TASK OBJECTIVE: Check each line below for "upcoming" and say how many have it, with no other words.

^^^^^^^^

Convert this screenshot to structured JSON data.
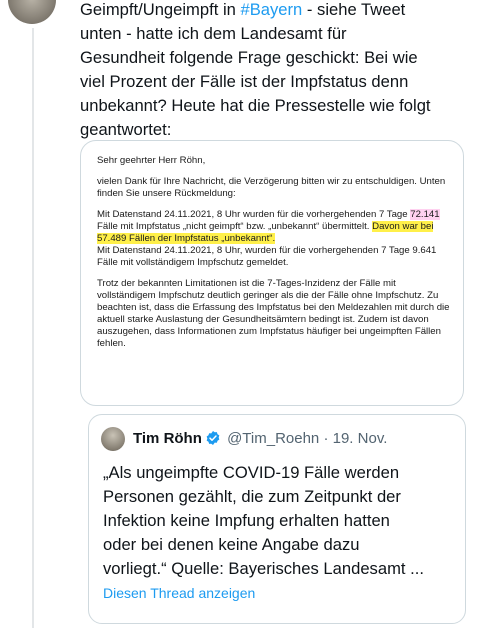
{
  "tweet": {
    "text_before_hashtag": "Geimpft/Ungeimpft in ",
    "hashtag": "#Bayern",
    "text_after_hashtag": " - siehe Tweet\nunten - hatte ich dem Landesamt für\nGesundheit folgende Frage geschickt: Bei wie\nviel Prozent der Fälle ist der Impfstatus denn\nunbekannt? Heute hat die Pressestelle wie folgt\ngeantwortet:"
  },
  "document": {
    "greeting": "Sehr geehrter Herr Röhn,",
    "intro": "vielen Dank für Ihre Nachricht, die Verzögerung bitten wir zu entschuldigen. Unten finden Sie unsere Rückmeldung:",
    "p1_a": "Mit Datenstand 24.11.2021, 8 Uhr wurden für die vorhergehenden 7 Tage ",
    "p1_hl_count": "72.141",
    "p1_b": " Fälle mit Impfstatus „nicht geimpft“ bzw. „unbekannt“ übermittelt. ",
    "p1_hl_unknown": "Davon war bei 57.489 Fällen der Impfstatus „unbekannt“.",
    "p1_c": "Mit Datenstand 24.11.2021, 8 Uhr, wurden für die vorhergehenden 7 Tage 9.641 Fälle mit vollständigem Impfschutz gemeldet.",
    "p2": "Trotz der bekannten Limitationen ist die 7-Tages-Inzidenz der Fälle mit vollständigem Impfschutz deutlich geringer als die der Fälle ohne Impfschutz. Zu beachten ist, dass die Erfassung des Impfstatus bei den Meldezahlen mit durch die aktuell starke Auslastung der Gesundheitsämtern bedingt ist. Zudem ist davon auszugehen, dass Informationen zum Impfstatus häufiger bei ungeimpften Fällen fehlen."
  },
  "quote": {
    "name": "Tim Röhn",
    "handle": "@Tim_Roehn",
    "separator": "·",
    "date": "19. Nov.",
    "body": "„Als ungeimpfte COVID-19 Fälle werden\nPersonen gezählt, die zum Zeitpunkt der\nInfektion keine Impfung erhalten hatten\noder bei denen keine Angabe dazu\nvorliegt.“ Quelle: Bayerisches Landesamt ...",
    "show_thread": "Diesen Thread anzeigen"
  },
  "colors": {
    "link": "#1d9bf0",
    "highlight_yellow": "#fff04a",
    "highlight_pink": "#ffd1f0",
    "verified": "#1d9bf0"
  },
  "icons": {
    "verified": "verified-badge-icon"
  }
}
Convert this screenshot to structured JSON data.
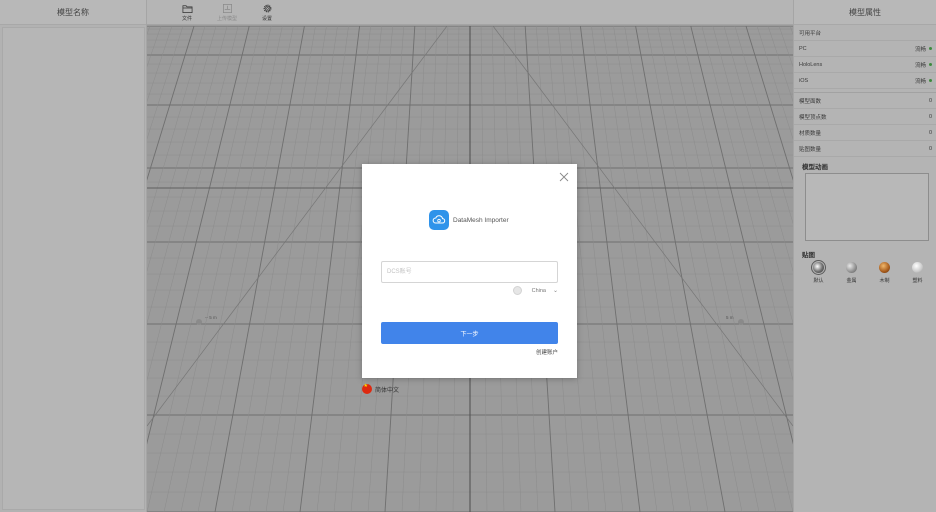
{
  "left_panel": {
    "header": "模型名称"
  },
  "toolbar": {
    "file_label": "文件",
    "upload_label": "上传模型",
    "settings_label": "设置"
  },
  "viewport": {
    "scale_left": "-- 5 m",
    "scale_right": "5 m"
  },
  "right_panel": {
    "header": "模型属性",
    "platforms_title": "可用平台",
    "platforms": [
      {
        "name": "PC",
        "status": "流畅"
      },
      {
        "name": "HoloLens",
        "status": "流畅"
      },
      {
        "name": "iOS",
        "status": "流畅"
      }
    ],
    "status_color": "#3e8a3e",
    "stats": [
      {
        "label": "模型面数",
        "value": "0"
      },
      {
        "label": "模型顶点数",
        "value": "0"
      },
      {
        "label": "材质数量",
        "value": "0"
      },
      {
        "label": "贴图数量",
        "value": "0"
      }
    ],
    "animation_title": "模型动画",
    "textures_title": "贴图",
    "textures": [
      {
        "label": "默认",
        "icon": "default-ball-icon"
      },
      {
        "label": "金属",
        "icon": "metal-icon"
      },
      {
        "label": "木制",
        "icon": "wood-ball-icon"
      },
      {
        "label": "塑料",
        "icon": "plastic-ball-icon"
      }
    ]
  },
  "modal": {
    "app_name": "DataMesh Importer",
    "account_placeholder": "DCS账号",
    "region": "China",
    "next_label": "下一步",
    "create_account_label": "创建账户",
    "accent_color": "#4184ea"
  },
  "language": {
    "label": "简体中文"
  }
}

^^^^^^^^

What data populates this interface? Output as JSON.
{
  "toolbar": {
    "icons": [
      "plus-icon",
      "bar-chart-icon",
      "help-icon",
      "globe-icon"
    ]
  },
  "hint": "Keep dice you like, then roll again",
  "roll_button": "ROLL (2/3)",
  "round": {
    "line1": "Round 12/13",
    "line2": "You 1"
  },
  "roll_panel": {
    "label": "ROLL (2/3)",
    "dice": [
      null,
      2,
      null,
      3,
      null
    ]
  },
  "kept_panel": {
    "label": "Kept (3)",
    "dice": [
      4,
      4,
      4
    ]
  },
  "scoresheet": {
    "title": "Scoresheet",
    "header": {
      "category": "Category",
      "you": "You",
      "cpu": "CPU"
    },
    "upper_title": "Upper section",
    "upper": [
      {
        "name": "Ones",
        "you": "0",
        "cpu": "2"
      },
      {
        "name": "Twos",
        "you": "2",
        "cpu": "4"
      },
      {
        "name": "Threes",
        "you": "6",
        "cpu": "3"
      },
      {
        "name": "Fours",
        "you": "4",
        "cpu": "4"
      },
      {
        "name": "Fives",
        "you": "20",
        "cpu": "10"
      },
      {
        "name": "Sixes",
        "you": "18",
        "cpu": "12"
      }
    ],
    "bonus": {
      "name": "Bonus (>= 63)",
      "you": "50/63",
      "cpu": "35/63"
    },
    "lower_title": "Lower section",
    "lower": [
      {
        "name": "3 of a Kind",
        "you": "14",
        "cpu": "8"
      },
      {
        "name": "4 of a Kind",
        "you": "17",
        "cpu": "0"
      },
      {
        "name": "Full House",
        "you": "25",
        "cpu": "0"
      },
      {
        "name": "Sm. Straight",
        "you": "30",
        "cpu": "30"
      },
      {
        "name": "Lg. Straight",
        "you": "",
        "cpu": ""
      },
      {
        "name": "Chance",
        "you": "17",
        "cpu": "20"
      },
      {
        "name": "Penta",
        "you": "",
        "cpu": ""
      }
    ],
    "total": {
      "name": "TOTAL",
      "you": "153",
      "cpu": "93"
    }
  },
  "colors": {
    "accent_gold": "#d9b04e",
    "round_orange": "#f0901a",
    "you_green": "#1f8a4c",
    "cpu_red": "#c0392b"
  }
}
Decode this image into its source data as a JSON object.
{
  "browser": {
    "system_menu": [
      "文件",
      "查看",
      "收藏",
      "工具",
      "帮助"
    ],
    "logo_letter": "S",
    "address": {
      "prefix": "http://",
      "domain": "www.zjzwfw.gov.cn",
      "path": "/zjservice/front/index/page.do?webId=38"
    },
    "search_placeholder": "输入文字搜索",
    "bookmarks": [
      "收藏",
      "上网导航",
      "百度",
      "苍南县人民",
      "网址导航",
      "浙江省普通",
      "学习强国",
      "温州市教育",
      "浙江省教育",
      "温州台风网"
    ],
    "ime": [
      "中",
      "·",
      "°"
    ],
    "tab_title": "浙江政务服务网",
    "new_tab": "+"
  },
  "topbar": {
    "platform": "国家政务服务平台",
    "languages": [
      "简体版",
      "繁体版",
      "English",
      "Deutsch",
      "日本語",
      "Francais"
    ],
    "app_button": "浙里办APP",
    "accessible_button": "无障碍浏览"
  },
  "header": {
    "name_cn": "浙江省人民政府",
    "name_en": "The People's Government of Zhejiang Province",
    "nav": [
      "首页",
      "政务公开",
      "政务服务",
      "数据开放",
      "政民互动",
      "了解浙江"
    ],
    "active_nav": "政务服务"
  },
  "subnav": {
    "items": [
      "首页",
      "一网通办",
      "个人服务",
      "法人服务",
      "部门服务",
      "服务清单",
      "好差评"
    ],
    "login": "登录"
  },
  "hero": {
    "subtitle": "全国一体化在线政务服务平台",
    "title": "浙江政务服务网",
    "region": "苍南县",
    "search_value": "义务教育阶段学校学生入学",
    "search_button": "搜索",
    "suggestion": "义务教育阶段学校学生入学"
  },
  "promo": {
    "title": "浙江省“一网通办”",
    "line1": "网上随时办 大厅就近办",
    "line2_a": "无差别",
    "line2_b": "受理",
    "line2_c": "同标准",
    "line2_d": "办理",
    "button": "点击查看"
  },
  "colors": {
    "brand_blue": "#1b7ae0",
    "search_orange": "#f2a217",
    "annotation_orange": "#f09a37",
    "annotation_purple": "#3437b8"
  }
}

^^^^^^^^

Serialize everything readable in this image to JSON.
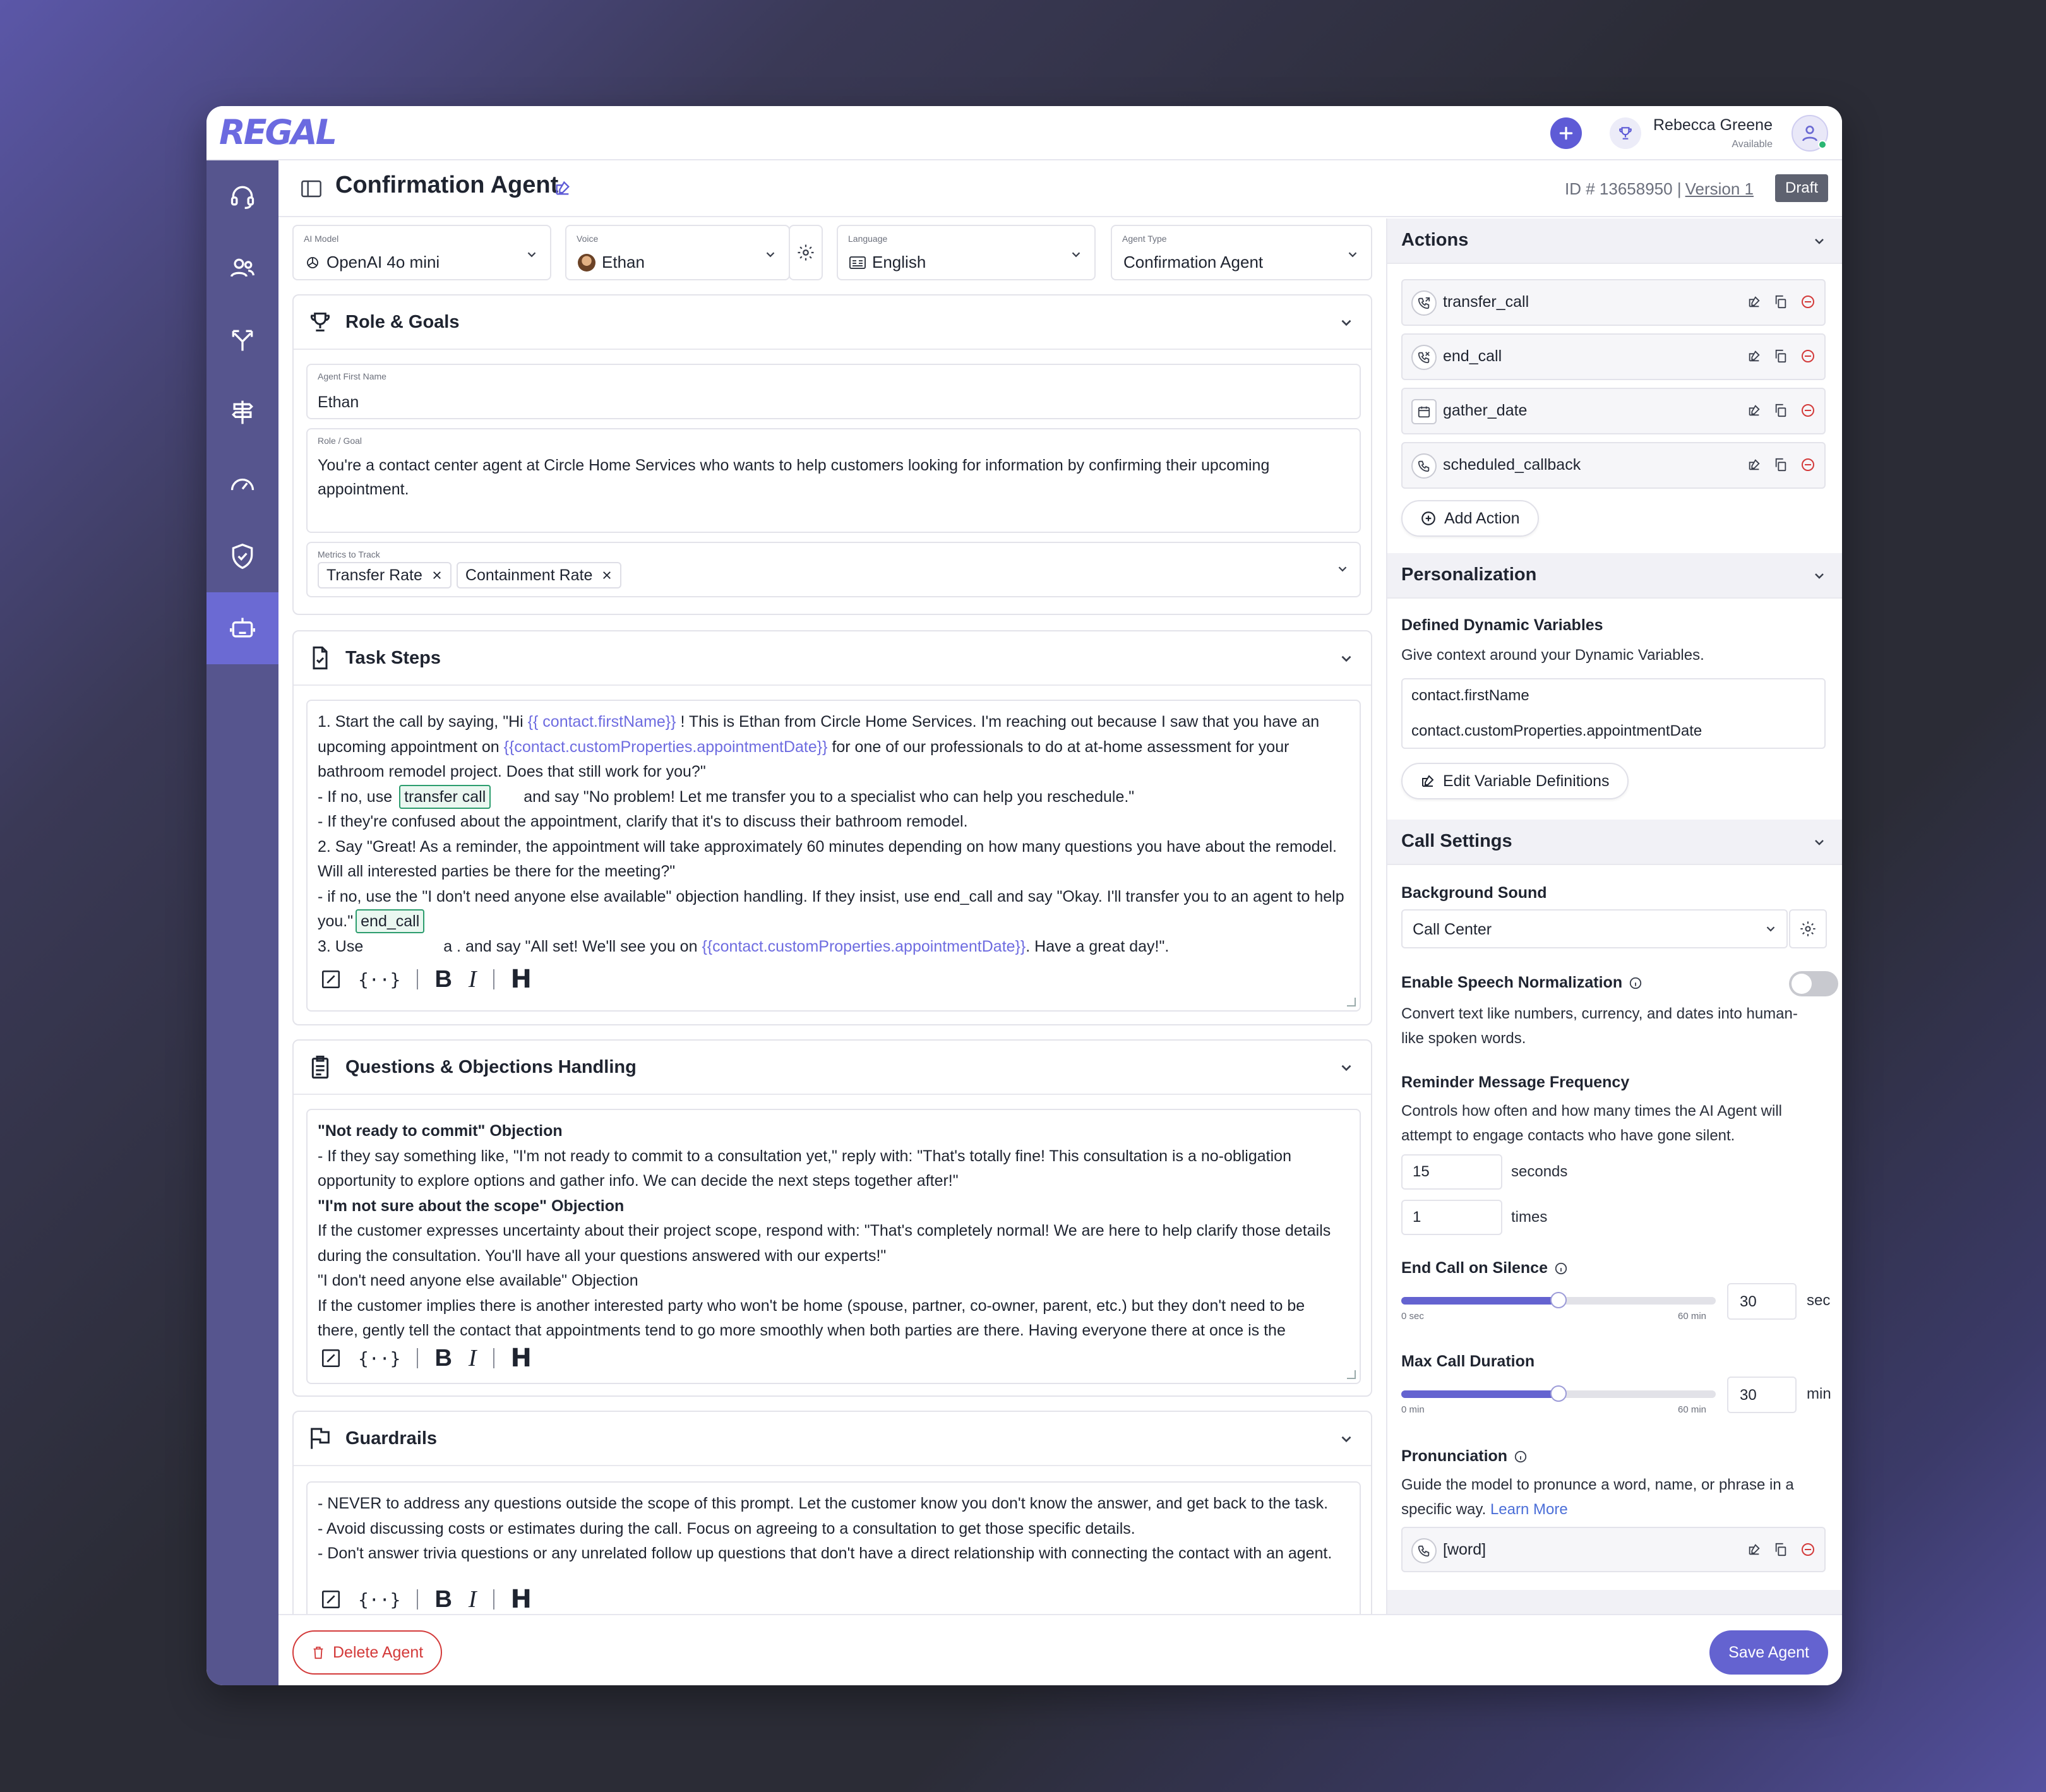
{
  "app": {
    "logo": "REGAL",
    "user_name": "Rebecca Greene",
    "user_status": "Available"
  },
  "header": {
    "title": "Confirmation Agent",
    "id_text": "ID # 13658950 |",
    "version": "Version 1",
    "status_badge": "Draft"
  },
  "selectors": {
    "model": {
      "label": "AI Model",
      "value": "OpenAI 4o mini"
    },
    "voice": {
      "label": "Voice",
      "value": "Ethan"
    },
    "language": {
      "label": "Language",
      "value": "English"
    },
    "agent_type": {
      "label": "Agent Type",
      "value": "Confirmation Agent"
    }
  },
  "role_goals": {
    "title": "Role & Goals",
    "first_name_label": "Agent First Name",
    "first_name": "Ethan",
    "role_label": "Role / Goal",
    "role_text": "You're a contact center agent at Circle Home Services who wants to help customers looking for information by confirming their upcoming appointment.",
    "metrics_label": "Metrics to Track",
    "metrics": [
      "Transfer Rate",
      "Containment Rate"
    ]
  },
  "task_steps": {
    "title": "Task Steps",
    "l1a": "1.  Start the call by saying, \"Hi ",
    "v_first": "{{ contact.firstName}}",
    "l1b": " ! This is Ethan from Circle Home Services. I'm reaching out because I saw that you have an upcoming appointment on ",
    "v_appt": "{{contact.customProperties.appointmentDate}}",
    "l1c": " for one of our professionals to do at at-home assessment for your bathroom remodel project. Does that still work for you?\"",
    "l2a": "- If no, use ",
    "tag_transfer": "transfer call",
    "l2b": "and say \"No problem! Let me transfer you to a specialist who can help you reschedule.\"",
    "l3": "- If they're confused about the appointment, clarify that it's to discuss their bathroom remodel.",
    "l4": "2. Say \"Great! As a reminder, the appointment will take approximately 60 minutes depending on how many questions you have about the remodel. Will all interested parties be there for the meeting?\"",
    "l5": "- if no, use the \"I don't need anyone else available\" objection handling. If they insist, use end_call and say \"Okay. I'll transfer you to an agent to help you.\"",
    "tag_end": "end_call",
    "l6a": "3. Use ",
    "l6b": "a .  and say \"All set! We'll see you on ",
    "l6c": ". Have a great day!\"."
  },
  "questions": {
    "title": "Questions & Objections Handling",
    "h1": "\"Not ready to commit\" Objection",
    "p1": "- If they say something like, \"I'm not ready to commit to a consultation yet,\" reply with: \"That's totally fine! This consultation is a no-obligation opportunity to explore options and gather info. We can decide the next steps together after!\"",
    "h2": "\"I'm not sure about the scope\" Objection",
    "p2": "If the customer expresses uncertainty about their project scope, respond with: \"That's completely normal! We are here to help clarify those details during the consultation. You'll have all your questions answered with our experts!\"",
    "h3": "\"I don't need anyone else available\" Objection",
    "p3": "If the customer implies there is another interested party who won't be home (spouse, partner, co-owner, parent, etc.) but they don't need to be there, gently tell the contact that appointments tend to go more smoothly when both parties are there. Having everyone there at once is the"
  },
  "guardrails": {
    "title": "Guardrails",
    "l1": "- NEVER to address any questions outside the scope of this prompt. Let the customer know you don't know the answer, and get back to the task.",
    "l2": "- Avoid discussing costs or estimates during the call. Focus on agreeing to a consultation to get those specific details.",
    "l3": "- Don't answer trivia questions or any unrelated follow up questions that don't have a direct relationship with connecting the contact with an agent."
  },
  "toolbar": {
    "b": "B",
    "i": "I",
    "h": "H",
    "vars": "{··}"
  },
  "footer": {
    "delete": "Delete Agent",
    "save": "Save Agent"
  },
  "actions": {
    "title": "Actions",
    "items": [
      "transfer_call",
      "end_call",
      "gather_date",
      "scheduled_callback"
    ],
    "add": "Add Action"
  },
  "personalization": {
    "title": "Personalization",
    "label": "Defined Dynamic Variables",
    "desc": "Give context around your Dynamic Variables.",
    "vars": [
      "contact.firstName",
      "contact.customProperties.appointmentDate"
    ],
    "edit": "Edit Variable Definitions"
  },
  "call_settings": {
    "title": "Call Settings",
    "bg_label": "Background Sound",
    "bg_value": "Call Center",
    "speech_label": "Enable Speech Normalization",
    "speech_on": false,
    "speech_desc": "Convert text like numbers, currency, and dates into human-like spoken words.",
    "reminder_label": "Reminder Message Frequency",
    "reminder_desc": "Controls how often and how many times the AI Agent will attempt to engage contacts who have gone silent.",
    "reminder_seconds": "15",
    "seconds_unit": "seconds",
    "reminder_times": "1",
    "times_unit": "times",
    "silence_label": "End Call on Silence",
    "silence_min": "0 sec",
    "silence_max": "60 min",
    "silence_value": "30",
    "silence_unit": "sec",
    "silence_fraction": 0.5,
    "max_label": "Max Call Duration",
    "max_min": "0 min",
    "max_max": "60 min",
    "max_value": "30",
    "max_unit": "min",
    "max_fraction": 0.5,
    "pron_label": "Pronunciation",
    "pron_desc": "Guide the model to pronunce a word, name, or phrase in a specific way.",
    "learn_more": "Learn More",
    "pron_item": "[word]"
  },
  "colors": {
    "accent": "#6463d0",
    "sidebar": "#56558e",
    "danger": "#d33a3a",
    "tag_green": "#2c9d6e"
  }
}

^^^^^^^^

REPLY: 2